What you need to do:
The lines needed are those below that contain the word "bookmarks"; copy each one.
==== Supplied material
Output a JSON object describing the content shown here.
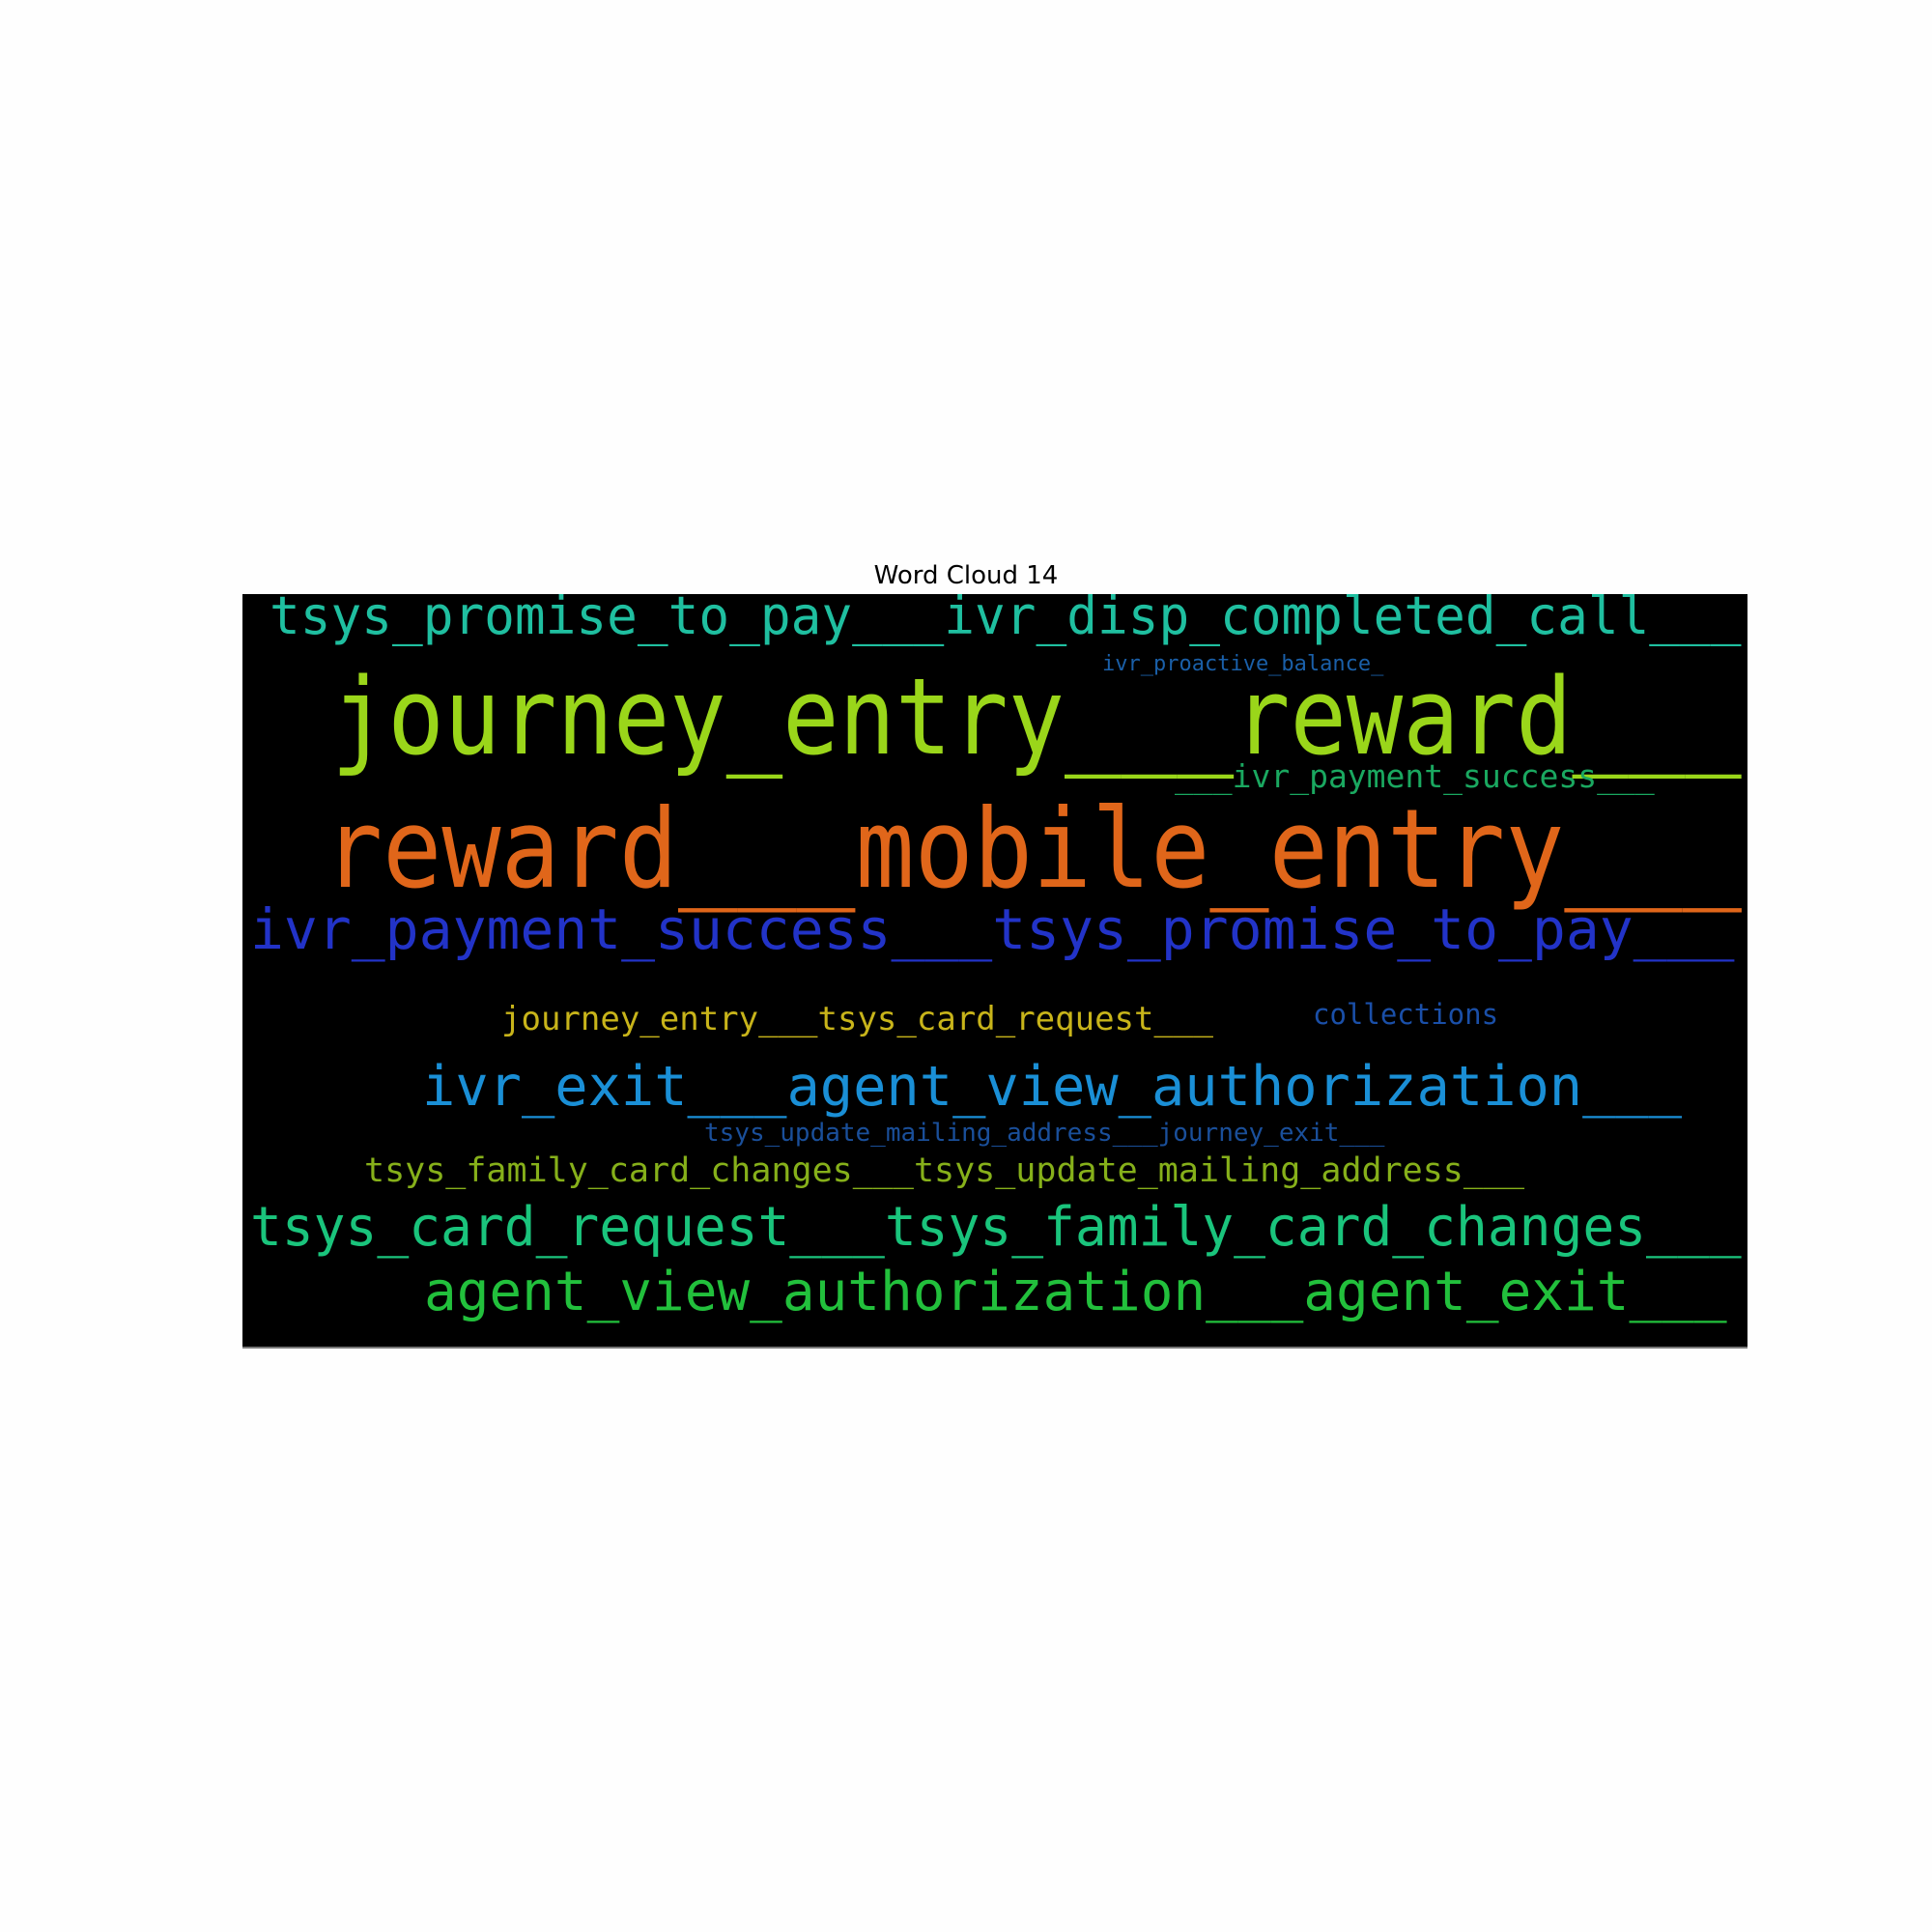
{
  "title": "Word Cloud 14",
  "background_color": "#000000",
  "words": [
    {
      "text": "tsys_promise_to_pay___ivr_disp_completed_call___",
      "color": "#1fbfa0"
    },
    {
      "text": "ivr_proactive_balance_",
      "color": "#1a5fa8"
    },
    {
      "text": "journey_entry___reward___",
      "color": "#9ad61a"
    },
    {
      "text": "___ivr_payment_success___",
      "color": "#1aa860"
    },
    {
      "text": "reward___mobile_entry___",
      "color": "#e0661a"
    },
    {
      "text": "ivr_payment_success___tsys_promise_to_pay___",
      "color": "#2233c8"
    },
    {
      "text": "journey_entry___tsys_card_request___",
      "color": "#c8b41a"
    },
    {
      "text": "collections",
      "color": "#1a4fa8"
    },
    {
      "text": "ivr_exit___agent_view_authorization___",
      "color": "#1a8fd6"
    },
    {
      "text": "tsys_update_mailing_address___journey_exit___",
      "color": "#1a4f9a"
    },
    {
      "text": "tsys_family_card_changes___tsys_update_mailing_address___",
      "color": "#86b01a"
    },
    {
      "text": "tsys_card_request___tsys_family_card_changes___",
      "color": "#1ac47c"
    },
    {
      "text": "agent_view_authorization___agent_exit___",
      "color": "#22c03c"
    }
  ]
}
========
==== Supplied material
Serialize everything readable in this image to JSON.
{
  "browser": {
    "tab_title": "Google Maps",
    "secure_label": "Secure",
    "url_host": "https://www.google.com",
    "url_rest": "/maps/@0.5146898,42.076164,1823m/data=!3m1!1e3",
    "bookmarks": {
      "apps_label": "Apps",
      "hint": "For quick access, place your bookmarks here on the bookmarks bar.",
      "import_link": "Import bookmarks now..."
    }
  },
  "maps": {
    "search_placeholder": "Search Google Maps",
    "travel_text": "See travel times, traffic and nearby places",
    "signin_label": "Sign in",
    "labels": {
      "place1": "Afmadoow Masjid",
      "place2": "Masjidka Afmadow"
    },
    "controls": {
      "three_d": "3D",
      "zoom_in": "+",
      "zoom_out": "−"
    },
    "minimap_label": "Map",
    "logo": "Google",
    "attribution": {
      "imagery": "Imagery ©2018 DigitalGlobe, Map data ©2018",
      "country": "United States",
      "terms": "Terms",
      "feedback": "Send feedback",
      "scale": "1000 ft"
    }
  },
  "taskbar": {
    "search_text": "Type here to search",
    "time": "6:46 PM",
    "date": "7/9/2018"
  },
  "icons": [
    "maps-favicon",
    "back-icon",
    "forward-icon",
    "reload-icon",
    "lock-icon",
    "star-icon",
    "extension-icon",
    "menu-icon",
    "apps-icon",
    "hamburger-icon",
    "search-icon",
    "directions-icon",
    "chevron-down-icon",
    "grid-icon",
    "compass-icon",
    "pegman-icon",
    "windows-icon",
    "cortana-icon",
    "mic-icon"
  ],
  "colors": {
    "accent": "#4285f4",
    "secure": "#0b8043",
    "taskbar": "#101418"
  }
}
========
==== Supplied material
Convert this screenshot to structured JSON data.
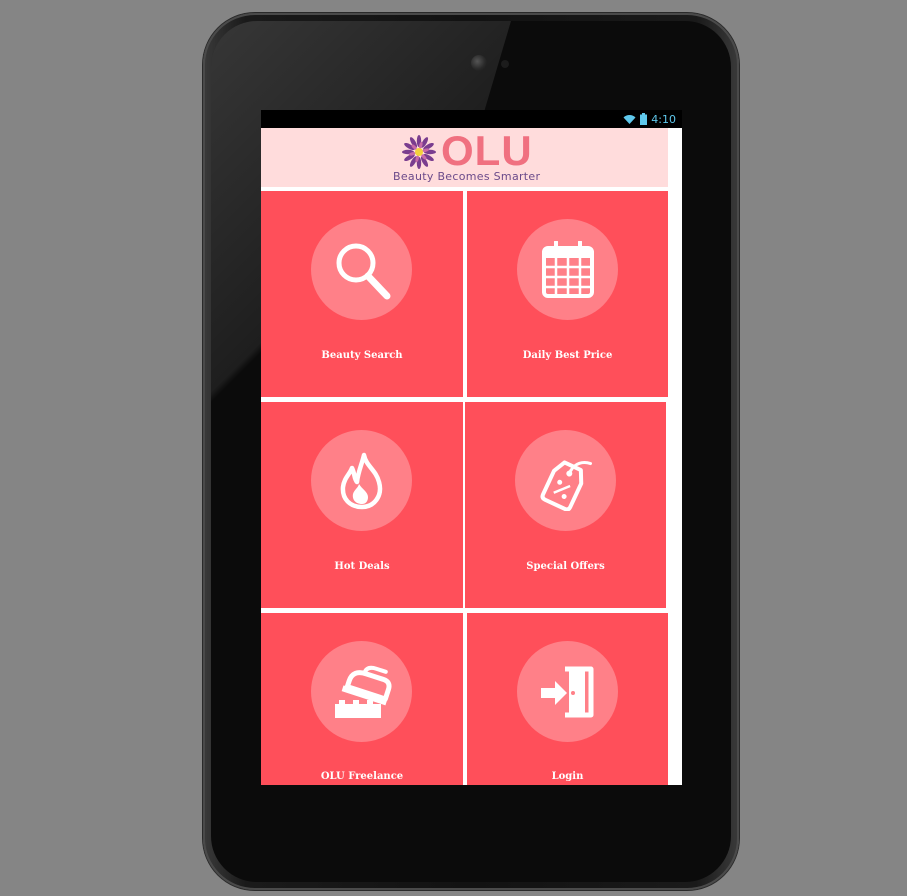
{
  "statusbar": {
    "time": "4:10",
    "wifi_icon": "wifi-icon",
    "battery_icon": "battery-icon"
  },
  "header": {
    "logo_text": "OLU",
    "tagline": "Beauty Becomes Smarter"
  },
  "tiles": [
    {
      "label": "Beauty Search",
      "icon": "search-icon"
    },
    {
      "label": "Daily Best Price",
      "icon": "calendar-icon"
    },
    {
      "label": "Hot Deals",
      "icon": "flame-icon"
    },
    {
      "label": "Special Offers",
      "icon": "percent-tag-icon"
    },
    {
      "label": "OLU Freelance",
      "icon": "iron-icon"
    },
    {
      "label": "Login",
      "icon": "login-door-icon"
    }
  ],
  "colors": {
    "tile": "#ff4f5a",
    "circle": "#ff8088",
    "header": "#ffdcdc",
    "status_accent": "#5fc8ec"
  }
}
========
Response for this exercise:
    "bookmarks": {
      "hint": "For quick access, place your bookmarks here on the bookmarks bar.",
      "import_link": "Import bookmarks now..."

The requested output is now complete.